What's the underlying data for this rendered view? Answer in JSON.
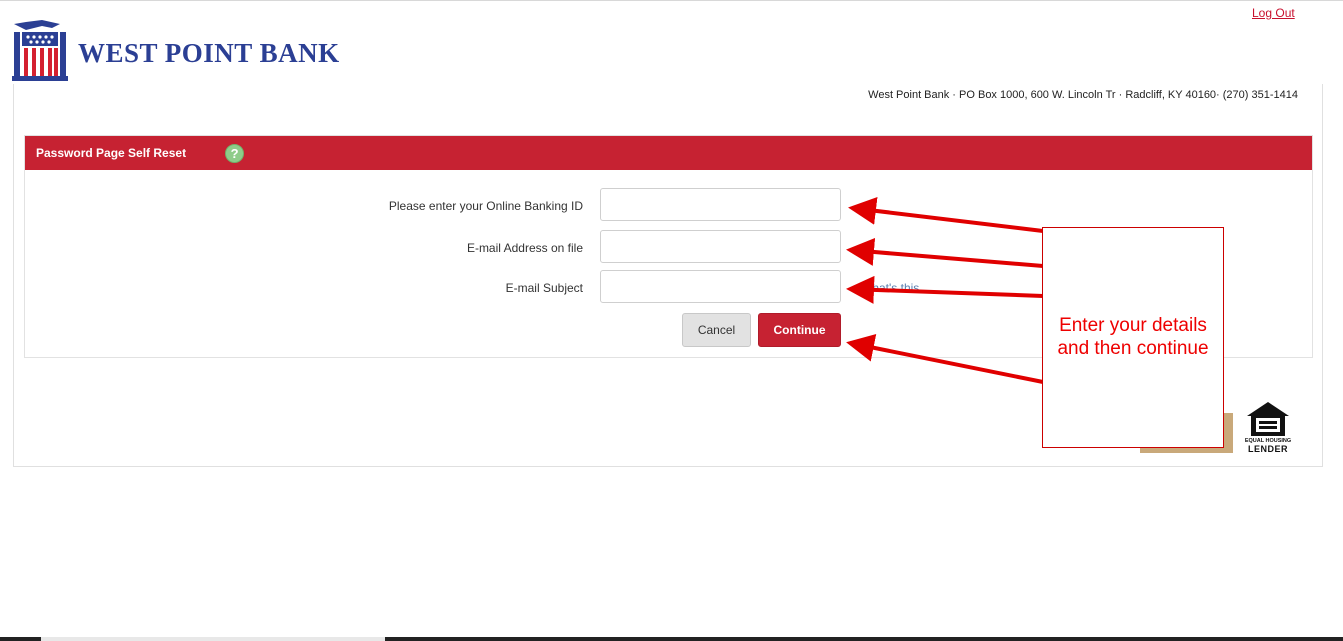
{
  "header": {
    "logout_label": "Log Out",
    "bank_name": "WEST POINT BANK",
    "address": "West Point Bank · PO Box 1000, 600 W. Lincoln Tr · Radcliff, KY 40160· (270) 351-1414"
  },
  "reset_form": {
    "title": "Password Page Self Reset",
    "help_icon": "question-mark-icon",
    "fields": [
      {
        "label": "Please enter your Online Banking ID",
        "value": ""
      },
      {
        "label": "E-mail Address on file",
        "value": ""
      },
      {
        "label": "E-mail Subject",
        "value": ""
      }
    ],
    "whats_this": "What's this",
    "cancel_label": "Cancel",
    "continue_label": "Continue"
  },
  "footer": {
    "equal_housing_line1": "EQUAL HOUSING",
    "equal_housing_line2": "LENDER"
  },
  "annotation": {
    "callout_text_line1": "Enter your details",
    "callout_text_line2": "and then continue"
  },
  "colors": {
    "brand_red": "#c62232",
    "brand_blue": "#2b3f94",
    "callout_red": "#e00000"
  }
}
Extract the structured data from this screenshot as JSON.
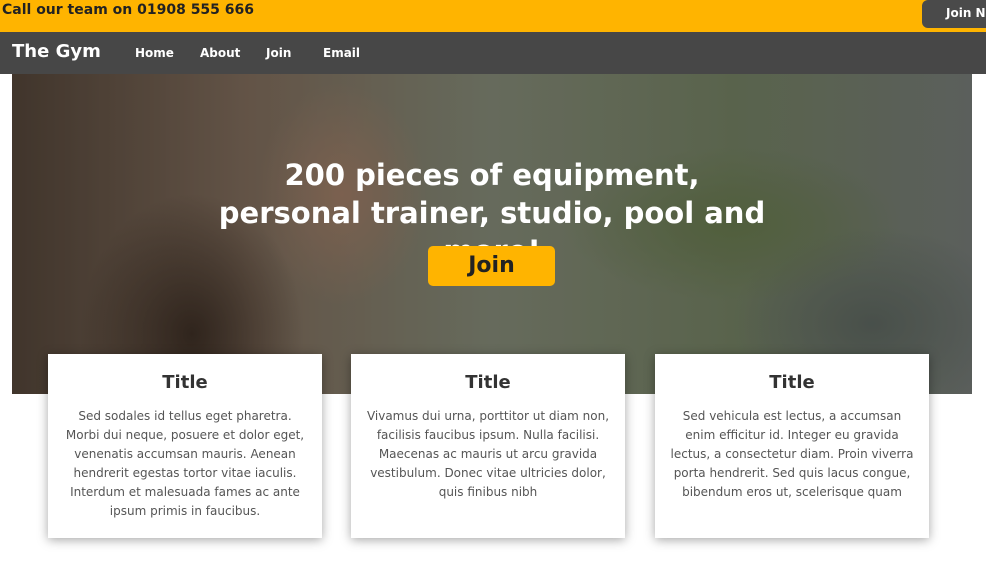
{
  "topbar": {
    "phone_text": "Call our team on 01908 555 666",
    "join_now_label": "Join Now",
    "background": "#ffb400"
  },
  "navbar": {
    "brand": "The Gym",
    "links": [
      "Home",
      "About",
      "Join",
      "Email"
    ],
    "background": "#474747"
  },
  "hero": {
    "headline": "200 pieces of equipment, personal trainer, studio, pool and more!",
    "join_label": "Join",
    "accent": "#ffb400"
  },
  "cards": [
    {
      "title": "Title",
      "text": "Sed sodales id tellus eget pharetra. Morbi dui neque, posuere et dolor eget, venenatis accumsan mauris. Aenean hendrerit egestas tortor vitae iaculis. Interdum et malesuada fames ac ante ipsum primis in faucibus."
    },
    {
      "title": "Title",
      "text": "Vivamus dui urna, porttitor ut diam non, facilisis faucibus ipsum. Nulla facilisi. Maecenas ac mauris ut arcu gravida vestibulum. Donec vitae ultricies dolor, quis finibus nibh"
    },
    {
      "title": "Title",
      "text": "Sed vehicula est lectus, a accumsan enim efficitur id. Integer eu gravida lectus, a consectetur diam. Proin viverra porta hendrerit. Sed quis lacus congue, bibendum eros ut, scelerisque quam"
    }
  ]
}
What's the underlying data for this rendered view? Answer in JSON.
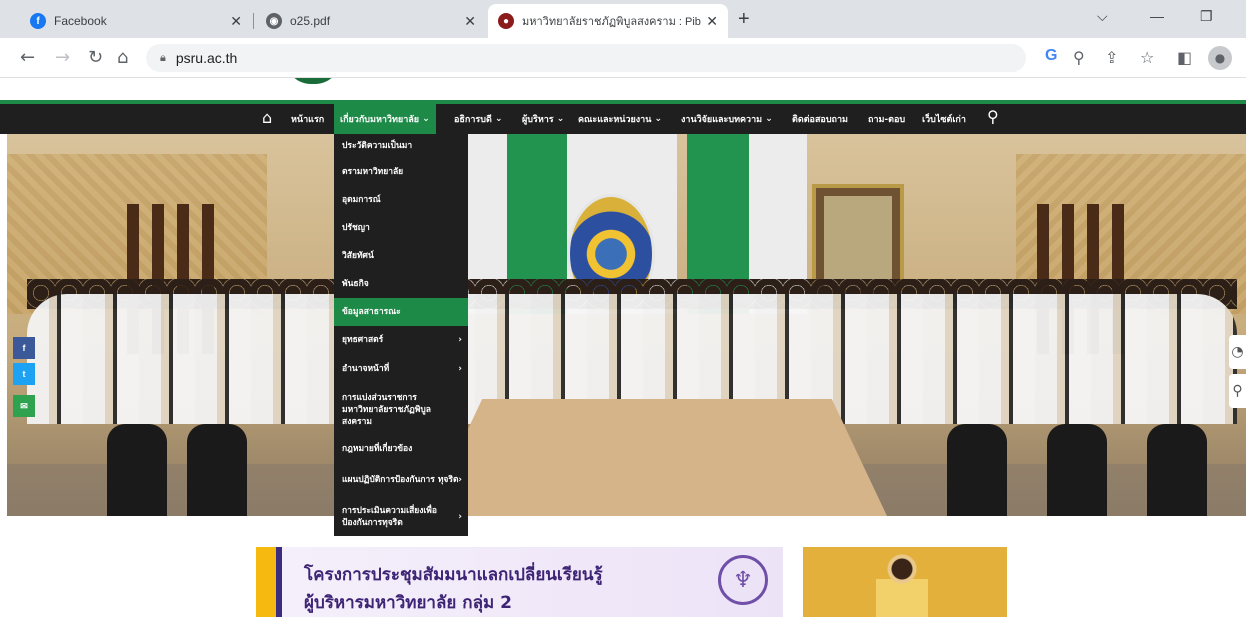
{
  "browser": {
    "tabs": [
      {
        "title": "Facebook",
        "icon": "facebook-icon",
        "color": "#1877f2"
      },
      {
        "title": "o25.pdf",
        "icon": "globe-icon",
        "color": "#5f6368"
      },
      {
        "title": "มหาวิทยาลัยราชภัฏพิบูลสงคราม : Pib",
        "icon": "university-favicon",
        "color": "#8a1c1c"
      }
    ],
    "url": "psru.ac.th"
  },
  "site": {
    "accent_color": "#1e8a48",
    "nav": [
      {
        "label": "หน้าแรก"
      },
      {
        "label": "เกี่ยวกับมหาวิทยาลัย",
        "caret": "⌄"
      },
      {
        "label": "อธิการบดี",
        "caret": "⌄"
      },
      {
        "label": "ผู้บริหาร",
        "caret": "⌄"
      },
      {
        "label": "คณะและหน่วยงาน",
        "caret": "⌄"
      },
      {
        "label": "งานวิจัยและบทความ",
        "caret": "⌄"
      },
      {
        "label": "ติดต่อสอบถาม"
      },
      {
        "label": "ถาม-ตอบ"
      },
      {
        "label": "เว็บไซต์เก่า"
      }
    ],
    "dropdown": [
      {
        "label": "ประวัติความเป็นมา"
      },
      {
        "label": "ตรามหาวิทยาลัย"
      },
      {
        "label": "อุดมการณ์"
      },
      {
        "label": "ปรัชญา"
      },
      {
        "label": "วิสัยทัศน์"
      },
      {
        "label": "พันธกิจ"
      },
      {
        "label": "ข้อมูลสาธารณะ"
      },
      {
        "label": "ยุทธศาสตร์",
        "chevron": "›"
      },
      {
        "label": "อำนาจหน้าที่",
        "chevron": "›"
      },
      {
        "label": "การแบ่งส่วนราชการ มหาวิทยาลัยราชภัฏพิบูล สงคราม"
      },
      {
        "label": "กฎหมายที่เกี่ยวข้อง"
      },
      {
        "label": "แผนปฏิบัติการป้องกันการ ทุจริต",
        "chevron": "›"
      },
      {
        "label": "การประเมินความเสี่ยงเพื่อ ป้องกันการทุจริต",
        "chevron": "›"
      }
    ],
    "social": [
      {
        "label": "f",
        "color": "#3b5998",
        "icon": "facebook-share-icon"
      },
      {
        "label": "t",
        "color": "#1da1f2",
        "icon": "twitter-share-icon"
      },
      {
        "label": "✉",
        "color": "#2fa24f",
        "icon": "email-share-icon"
      }
    ],
    "banner": {
      "line1": "โครงการประชุมสัมมนาแลกเปลี่ยนเรียนรู้",
      "line2": "ผู้บริหารมหาวิทยาลัย กลุ่ม 2"
    }
  }
}
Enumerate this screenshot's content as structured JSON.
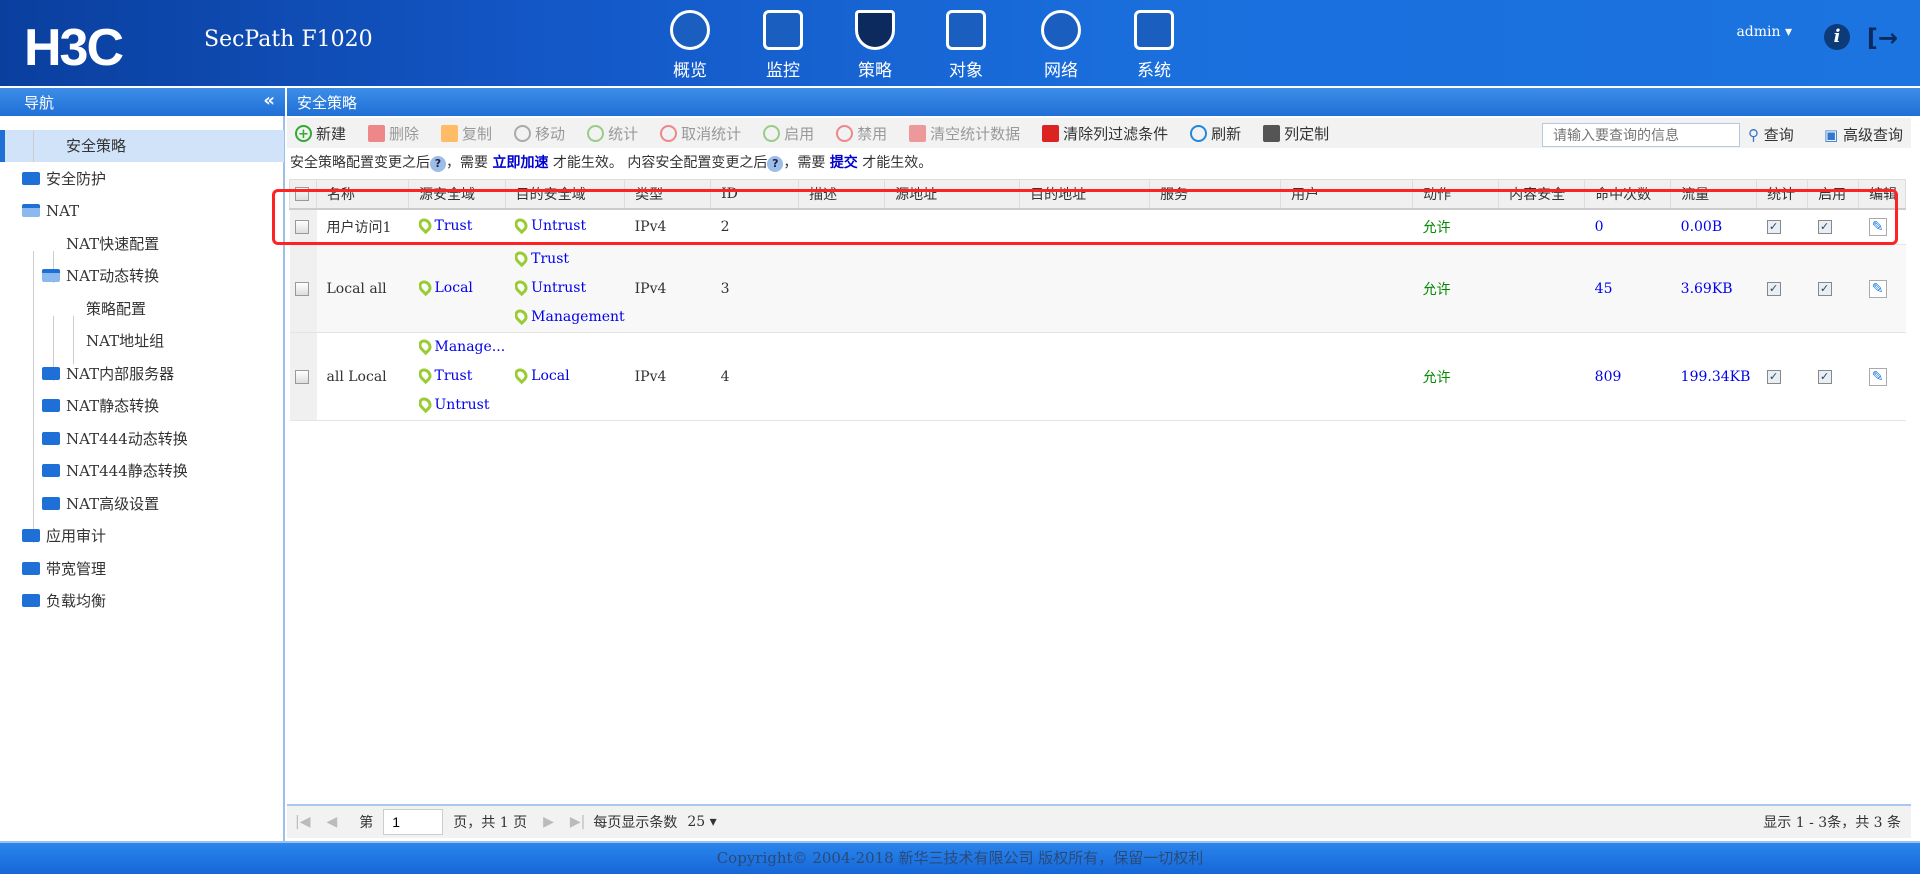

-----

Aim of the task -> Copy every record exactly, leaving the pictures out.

Result of the exercise ->
What's the underlying data for this rendered view? Answer in JSON.
{
  "header": {
    "logout_label": "Log Out",
    "bank_name": "WEST POINT BANK",
    "address": "West Point Bank · PO Box 1000, 600 W. Lincoln Tr · Radcliff, KY 40160· (270) 351-1414"
  },
  "reset_form": {
    "title": "Password Page Self Reset",
    "help_icon": "question-mark-icon",
    "fields": [
      {
        "label": "Please enter your Online Banking ID",
        "value": ""
      },
      {
        "label": "E-mail Address on file",
        "value": ""
      },
      {
        "label": "E-mail Subject",
        "value": ""
      }
    ],
    "whats_this": "What's this",
    "cancel_label": "Cancel",
    "continue_label": "Continue"
  },
  "footer": {
    "equal_housing_line1": "EQUAL HOUSING",
    "equal_housing_line2": "LENDER"
  },
  "annotation": {
    "callout_text_line1": "Enter your details",
    "callout_text_line2": "and then continue"
  },
  "colors": {
    "brand_red": "#c62232",
    "brand_blue": "#2b3f94",
    "callout_red": "#e00000"
  }
}
Extract the structured data from this screenshot as JSON.
{
  "topbar": {
    "phone_text": "Call our team on 01908 555 666",
    "join_now_label": "Join Now",
    "background": "#ffb400"
  },
  "navbar": {
    "brand": "The Gym",
    "links": [
      "Home",
      "About",
      "Join",
      "Email"
    ],
    "background": "#474747"
  },
  "hero": {
    "headline": "200 pieces of equipment, personal trainer, studio, pool and more!",
    "join_label": "Join",
    "accent": "#ffb400"
  },
  "cards": [
    {
      "title": "Title",
      "text": "Sed sodales id tellus eget pharetra. Morbi dui neque, posuere et dolor eget, venenatis accumsan mauris. Aenean hendrerit egestas tortor vitae iaculis. Interdum et malesuada fames ac ante ipsum primis in faucibus."
    },
    {
      "title": "Title",
      "text": "Vivamus dui urna, porttitor ut diam non, facilisis faucibus ipsum. Nulla facilisi. Maecenas ac mauris ut arcu gravida vestibulum. Donec vitae ultricies dolor, quis finibus nibh"
    },
    {
      "title": "Title",
      "text": "Sed vehicula est lectus, a accumsan enim efficitur id. Integer eu gravida lectus, a consectetur diam. Proin viverra porta hendrerit. Sed quis lacus congue, bibendum eros ut, scelerisque quam"
    }
  ]
}
What's the underlying data for this rendered view? Answer in JSON.
{
  "browser": {
    "tabs": [
      {
        "title": "Facebook",
        "icon": "facebook-icon",
        "color": "#1877f2"
      },
      {
        "title": "o25.pdf",
        "icon": "globe-icon",
        "color": "#5f6368"
      },
      {
        "title": "มหาวิทยาลัยราชภัฏพิบูลสงคราม : Pib",
        "icon": "university-favicon",
        "color": "#8a1c1c"
      }
    ],
    "url": "psru.ac.th"
  },
  "site": {
    "accent_color": "#1e8a48",
    "nav": [
      {
        "label": "หน้าแรก"
      },
      {
        "label": "เกี่ยวกับมหาวิทยาลัย",
        "caret": "⌄"
      },
      {
        "label": "อธิการบดี",
        "caret": "⌄"
      },
      {
        "label": "ผู้บริหาร",
        "caret": "⌄"
      },
      {
        "label": "คณะและหน่วยงาน",
        "caret": "⌄"
      },
      {
        "label": "งานวิจัยและบทความ",
        "caret": "⌄"
      },
      {
        "label": "ติดต่อสอบถาม"
      },
      {
        "label": "ถาม-ตอบ"
      },
      {
        "label": "เว็บไซต์เก่า"
      }
    ],
    "dropdown": [
      {
        "label": "ประวัติความเป็นมา"
      },
      {
        "label": "ตรามหาวิทยาลัย"
      },
      {
        "label": "อุดมการณ์"
      },
      {
        "label": "ปรัชญา"
      },
      {
        "label": "วิสัยทัศน์"
      },
      {
        "label": "พันธกิจ"
      },
      {
        "label": "ข้อมูลสาธารณะ"
      },
      {
        "label": "ยุทธศาสตร์",
        "chevron": "›"
      },
      {
        "label": "อำนาจหน้าที่",
        "chevron": "›"
      },
      {
        "label": "การแบ่งส่วนราชการ มหาวิทยาลัยราชภัฏพิบูล สงคราม"
      },
      {
        "label": "กฎหมายที่เกี่ยวข้อง"
      },
      {
        "label": "แผนปฏิบัติการป้องกันการ ทุจริต",
        "chevron": "›"
      },
      {
        "label": "การประเมินความเสี่ยงเพื่อ ป้องกันการทุจริต",
        "chevron": "›"
      }
    ],
    "social": [
      {
        "label": "f",
        "color": "#3b5998",
        "icon": "facebook-share-icon"
      },
      {
        "label": "t",
        "color": "#1da1f2",
        "icon": "twitter-share-icon"
      },
      {
        "label": "✉",
        "color": "#2fa24f",
        "icon": "email-share-icon"
      }
    ],
    "banner": {
      "line1": "โครงการประชุมสัมมนาแลกเปลี่ยนเรียนรู้",
      "line2": "ผู้บริหารมหาวิทยาลัย กลุ่ม 2"
    }
  }
}
Enumerate this screenshot's content as structured JSON.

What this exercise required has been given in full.